I am very happy to report that our superb EMO response process has been alerted and are on standby. They are investigating opportunities that they can help in as this situation continues, if it is not resolved.

STEVE CRAIG « » : Mr. Speaker, I appreciate the sentiment that this is potentially reaching emergency proportions.

When CN had a planned strike, they had contingency plans to get stock rolling within ten days. This is totally unplanned. It will be longer. If the blockades continue, 80 homes built by this builder - one builder - will be affected.

Shortages of materials will drive up prices and eat into the profits of many small businesses in a city and a province where vacancy rates are effectively almost zero. We had examples of that earlier today.

My question to the minister is: Have you contacted your federal counterpart to take urgent action to stop blockades before there is lasting damage to our economy?
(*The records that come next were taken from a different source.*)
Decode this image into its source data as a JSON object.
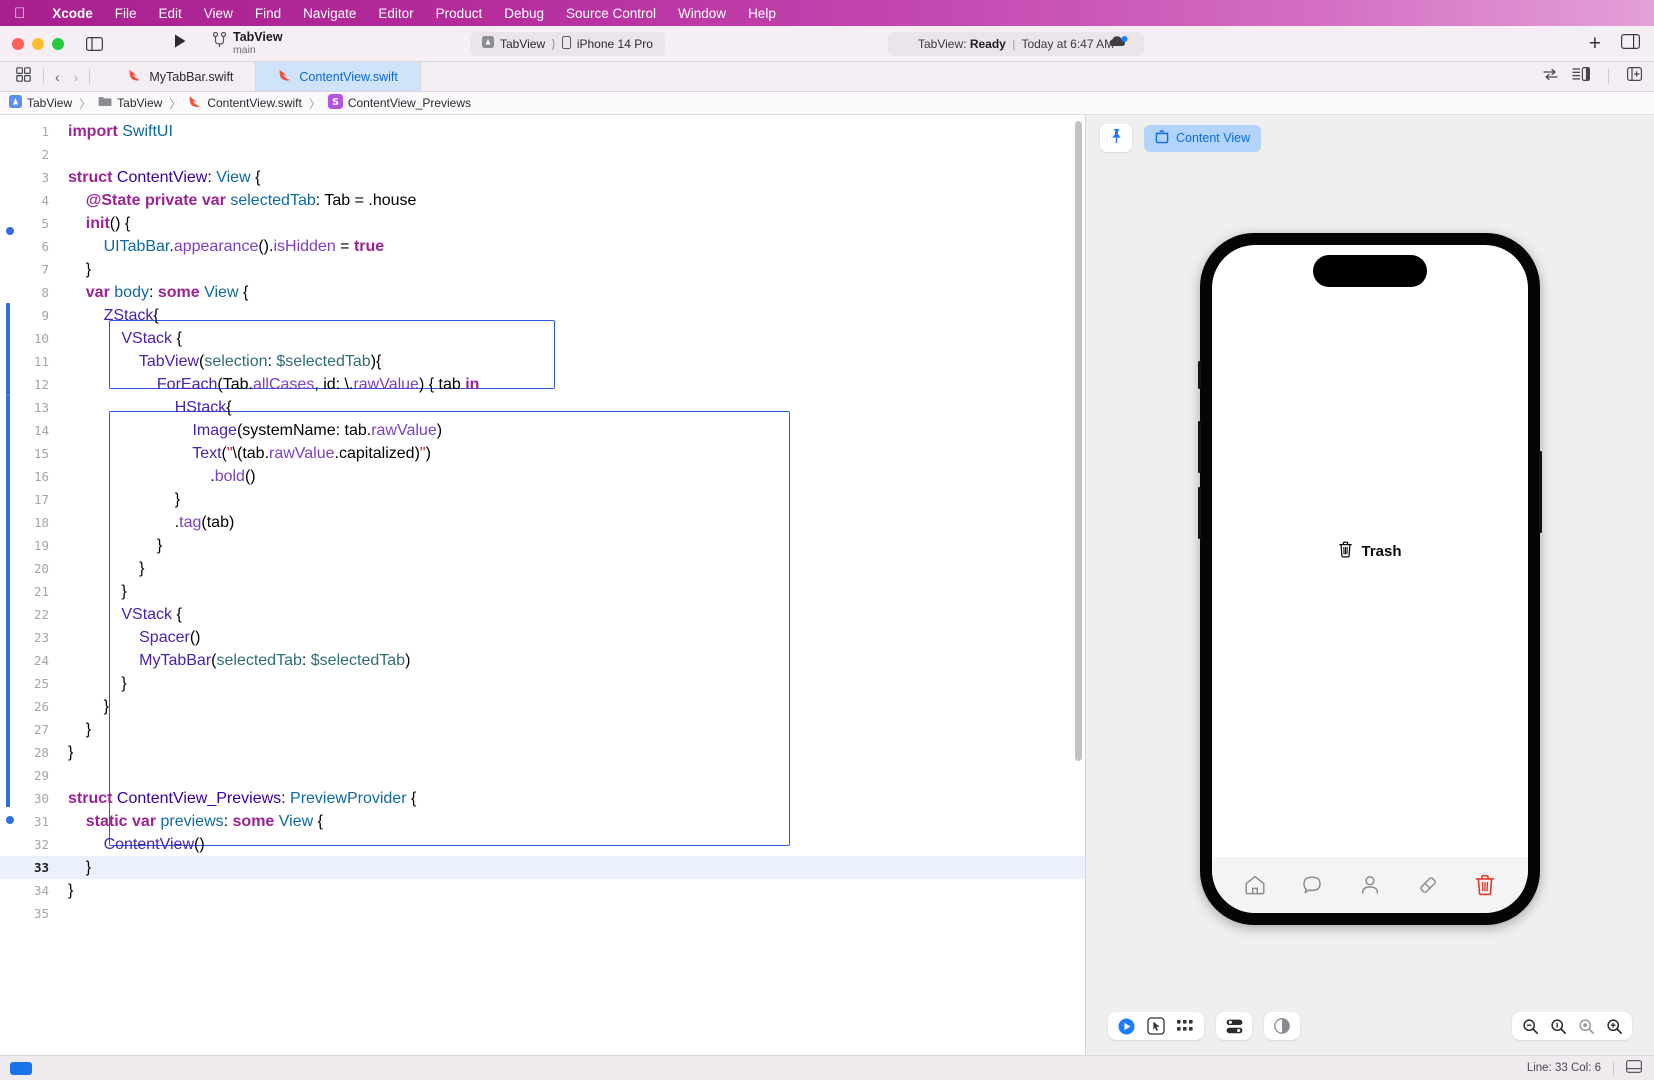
{
  "menubar": {
    "apple_icon": "apple-logo-icon",
    "items": [
      {
        "label": "Xcode",
        "bold": true
      },
      {
        "label": "File",
        "bold": false
      },
      {
        "label": "Edit",
        "bold": false
      },
      {
        "label": "View",
        "bold": false
      },
      {
        "label": "Find",
        "bold": false
      },
      {
        "label": "Navigate",
        "bold": false
      },
      {
        "label": "Editor",
        "bold": false
      },
      {
        "label": "Product",
        "bold": false
      },
      {
        "label": "Debug",
        "bold": false
      },
      {
        "label": "Source Control",
        "bold": false
      },
      {
        "label": "Window",
        "bold": false
      },
      {
        "label": "Help",
        "bold": false
      }
    ]
  },
  "toolbar": {
    "scheme_name": "TabView",
    "scheme_branch": "main",
    "destination_project": "TabView",
    "destination_device": "iPhone 14 Pro",
    "status_project": "TabView:",
    "status_state": "Ready",
    "status_time": "Today at 6:47 AM",
    "run_icon": "play-icon",
    "branch_icon": "branch-icon",
    "add_label": "+",
    "inspector_icon": "right-panel-icon",
    "sidebar_icon": "left-panel-icon",
    "cloud_icon": "cloud-status-icon"
  },
  "tabbar": {
    "grid_icon": "tab-grid-icon",
    "back_icon": "chevron-left-icon",
    "forward_icon": "chevron-right-icon",
    "tabs": [
      {
        "label": "MyTabBar.swift",
        "active": false,
        "icon": "swift-file-icon"
      },
      {
        "label": "ContentView.swift",
        "active": true,
        "icon": "swift-file-icon"
      }
    ],
    "right_icons": [
      "swap-editor-icon",
      "minimap-icon",
      "add-editor-icon"
    ]
  },
  "breadcrumb": {
    "items": [
      {
        "label": "TabView",
        "icon": "project-icon"
      },
      {
        "label": "TabView",
        "icon": "folder-icon"
      },
      {
        "label": "ContentView.swift",
        "icon": "swift-file-icon"
      },
      {
        "label": "ContentView_Previews",
        "icon": "struct-symbol-icon"
      }
    ],
    "separator": "〉"
  },
  "editor": {
    "total_lines": 35,
    "current_line": 33,
    "lines": [
      {
        "n": 1,
        "text": "import SwiftUI"
      },
      {
        "n": 2,
        "text": ""
      },
      {
        "n": 3,
        "text": "struct ContentView: View {"
      },
      {
        "n": 4,
        "text": "    @State private var selectedTab: Tab = .house"
      },
      {
        "n": 5,
        "text": "    init() {"
      },
      {
        "n": 6,
        "text": "        UITabBar.appearance().isHidden = true"
      },
      {
        "n": 7,
        "text": "    }"
      },
      {
        "n": 8,
        "text": "    var body: some View {"
      },
      {
        "n": 9,
        "text": "        ZStack{"
      },
      {
        "n": 10,
        "text": "            VStack {"
      },
      {
        "n": 11,
        "text": "                TabView(selection: $selectedTab){"
      },
      {
        "n": 12,
        "text": "                    ForEach(Tab.allCases, id: \\.rawValue) { tab in"
      },
      {
        "n": 13,
        "text": "                        HStack{"
      },
      {
        "n": 14,
        "text": "                            Image(systemName: tab.rawValue)"
      },
      {
        "n": 15,
        "text": "                            Text(\"\\(tab.rawValue.capitalized)\")"
      },
      {
        "n": 16,
        "text": "                                .bold()"
      },
      {
        "n": 17,
        "text": "                        }"
      },
      {
        "n": 18,
        "text": "                        .tag(tab)"
      },
      {
        "n": 19,
        "text": "                    }"
      },
      {
        "n": 20,
        "text": "                }"
      },
      {
        "n": 21,
        "text": "            }"
      },
      {
        "n": 22,
        "text": "            VStack {"
      },
      {
        "n": 23,
        "text": "                Spacer()"
      },
      {
        "n": 24,
        "text": "                MyTabBar(selectedTab: $selectedTab)"
      },
      {
        "n": 25,
        "text": "            }"
      },
      {
        "n": 26,
        "text": "        }"
      },
      {
        "n": 27,
        "text": "    }"
      },
      {
        "n": 28,
        "text": "}"
      },
      {
        "n": 29,
        "text": ""
      },
      {
        "n": 30,
        "text": "struct ContentView_Previews: PreviewProvider {"
      },
      {
        "n": 31,
        "text": "    static var previews: some View {"
      },
      {
        "n": 32,
        "text": "        ContentView()"
      },
      {
        "n": 33,
        "text": "    }"
      },
      {
        "n": 34,
        "text": "}"
      },
      {
        "n": 35,
        "text": ""
      }
    ]
  },
  "canvas": {
    "pin_icon": "pin-icon",
    "preview_chip_label": "Content View",
    "preview_chip_icon": "preview-box-icon",
    "device_name": "iPhone 14 Pro",
    "preview_center_label": "Trash",
    "preview_center_icon": "trash-icon",
    "phone_tabs": [
      {
        "icon": "house-icon",
        "selected": false
      },
      {
        "icon": "message-icon",
        "selected": false
      },
      {
        "icon": "person-icon",
        "selected": false
      },
      {
        "icon": "eraser-icon",
        "selected": false
      },
      {
        "icon": "trash-icon",
        "selected": true
      }
    ],
    "selected_tab_color": "#e8382a",
    "controls": [
      {
        "name": "live-preview-button",
        "icon": "play-circle-icon"
      },
      {
        "name": "selectable-preview-button",
        "icon": "cursor-box-icon"
      },
      {
        "name": "variants-button",
        "icon": "variants-grid-icon"
      },
      {
        "name": "device-settings-button",
        "icon": "device-settings-icon"
      },
      {
        "name": "color-scheme-button",
        "icon": "color-scheme-icon"
      }
    ],
    "zoom_controls": [
      {
        "name": "zoom-out-button",
        "icon": "magnifier-minus-icon"
      },
      {
        "name": "zoom-to-fit-button",
        "icon": "magnifier-fit-icon"
      },
      {
        "name": "zoom-100-button",
        "icon": "magnifier-100-icon"
      },
      {
        "name": "zoom-in-button",
        "icon": "magnifier-plus-icon"
      }
    ]
  },
  "statusbar": {
    "line_col": "Line: 33  Col: 6",
    "jump_icon": "jump-bar-icon",
    "minimize_icon": "hide-debug-icon"
  },
  "colors": {
    "accent_blue": "#2a5bd7",
    "tab_active_bg": "#cfe4fb",
    "tab_active_text": "#0a66d6",
    "menubar_magenta": "#b3289a",
    "selected_tab_red": "#e8382a"
  }
}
LLOYD HINES « » : I thank the member opposite for enumerating the obvious impacts of an interruption in the distribution transportation system . . .

THE SPEAKER « » : Order please. The time allotted for Oral Questions Put by Members to Ministers has expired.


THE SPEAKER « » : The honourable Deputy Government House Leader.

KEITH IRVING « » : That concludes government business for today, Mr. Speaker. I move that the House now rise to meet again on Tuesday, February 25th between the hours of 1:00 p.m. and 6:00 p.m. Business will include the presentation by the Minister of Finance and Treasury Board of the 2020 budget followed by daily routine, Question Period, and time permitting, Second Reading of Bill Nos. 220, 221, 223, and 225.

THE SPEAKER « » : The motion is for the House to adjourn to rise again on Tuesday, February 25th from 1:00 p.m. to 6:00 p.m.

Would all those in favour of the motion, please say Aye. Contrary minded, Nay.

The motion is carried.

The House now stands adjourned until Tuesday, February 25 at 1:00 p.m.

[The House rose at 10:51 a.m.]

[Page 5252]